[Stored records]
════════════════

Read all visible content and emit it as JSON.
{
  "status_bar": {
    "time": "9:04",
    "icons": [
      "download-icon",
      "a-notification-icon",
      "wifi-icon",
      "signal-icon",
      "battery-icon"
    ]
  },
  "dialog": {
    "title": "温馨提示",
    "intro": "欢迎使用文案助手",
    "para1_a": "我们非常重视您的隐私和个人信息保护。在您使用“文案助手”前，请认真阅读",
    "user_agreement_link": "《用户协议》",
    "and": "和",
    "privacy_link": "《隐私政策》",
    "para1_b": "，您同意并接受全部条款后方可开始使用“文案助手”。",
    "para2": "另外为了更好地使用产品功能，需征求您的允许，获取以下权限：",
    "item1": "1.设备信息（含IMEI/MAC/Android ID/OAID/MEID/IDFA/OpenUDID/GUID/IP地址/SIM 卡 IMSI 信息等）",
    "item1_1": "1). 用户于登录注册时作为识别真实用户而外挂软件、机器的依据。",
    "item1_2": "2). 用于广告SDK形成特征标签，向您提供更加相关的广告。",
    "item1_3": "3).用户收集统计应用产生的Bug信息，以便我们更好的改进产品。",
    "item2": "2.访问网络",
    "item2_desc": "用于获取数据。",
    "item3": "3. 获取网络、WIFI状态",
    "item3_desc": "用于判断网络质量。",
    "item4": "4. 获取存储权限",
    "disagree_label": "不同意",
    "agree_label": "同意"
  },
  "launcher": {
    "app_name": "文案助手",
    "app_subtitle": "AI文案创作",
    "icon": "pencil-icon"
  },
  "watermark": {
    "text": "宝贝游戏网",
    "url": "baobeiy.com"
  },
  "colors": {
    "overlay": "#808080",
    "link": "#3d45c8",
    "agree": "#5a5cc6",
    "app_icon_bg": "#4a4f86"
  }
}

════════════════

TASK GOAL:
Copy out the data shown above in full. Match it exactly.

RESULT FOR THIS TASK:
Read all visible content and emit it as JSON.
{
  "status_bar": {
    "time": "9:04",
    "icons": [
      "download-icon",
      "a-notification-icon",
      "wifi-icon",
      "signal-icon",
      "battery-icon"
    ]
  },
  "dialog": {
    "title": "温馨提示",
    "intro": "欢迎使用文案助手",
    "para1_a": "我们非常重视您的隐私和个人信息保护。在您使用“文案助手”前，请认真阅读",
    "user_agreement_link": "《用户协议》",
    "and": "和",
    "privacy_link": "《隐私政策》",
    "para1_b": "，您同意并接受全部条款后方可开始使用“文案助手”。",
    "para2": "另外为了更好地使用产品功能，需征求您的允许，获取以下权限：",
    "item1": "1.设备信息（含IMEI/MAC/Android ID/OAID/MEID/IDFA/OpenUDID/GUID/IP地址/SIM 卡 IMSI 信息等）",
    "item1_1": "1). 用户于登录注册时作为识别真实用户而外挂软件、机器的依据。",
    "item1_2": "2). 用于广告SDK形成特征标签，向您提供更加相关的广告。",
    "item1_3": "3).用户收集统计应用产生的Bug信息，以便我们更好的改进产品。",
    "item2": "2.访问网络",
    "item2_desc": "用于获取数据。",
    "item3": "3. 获取网络、WIFI状态",
    "item3_desc": "用于判断网络质量。",
    "item4": "4. 获取存储权限",
    "disagree_label": "不同意",
    "agree_label": "同意"
  },
  "launcher": {
    "app_name": "文案助手",
    "app_subtitle": "AI文案创作",
    "icon": "pencil-icon"
  },
  "watermark": {
    "text": "宝贝游戏网",
    "url": "baobeiy.com"
  },
  "colors": {
    "overlay": "#808080",
    "link": "#3d45c8",
    "agree": "#5a5cc6",
    "app_icon_bg": "#4a4f86"
  }
}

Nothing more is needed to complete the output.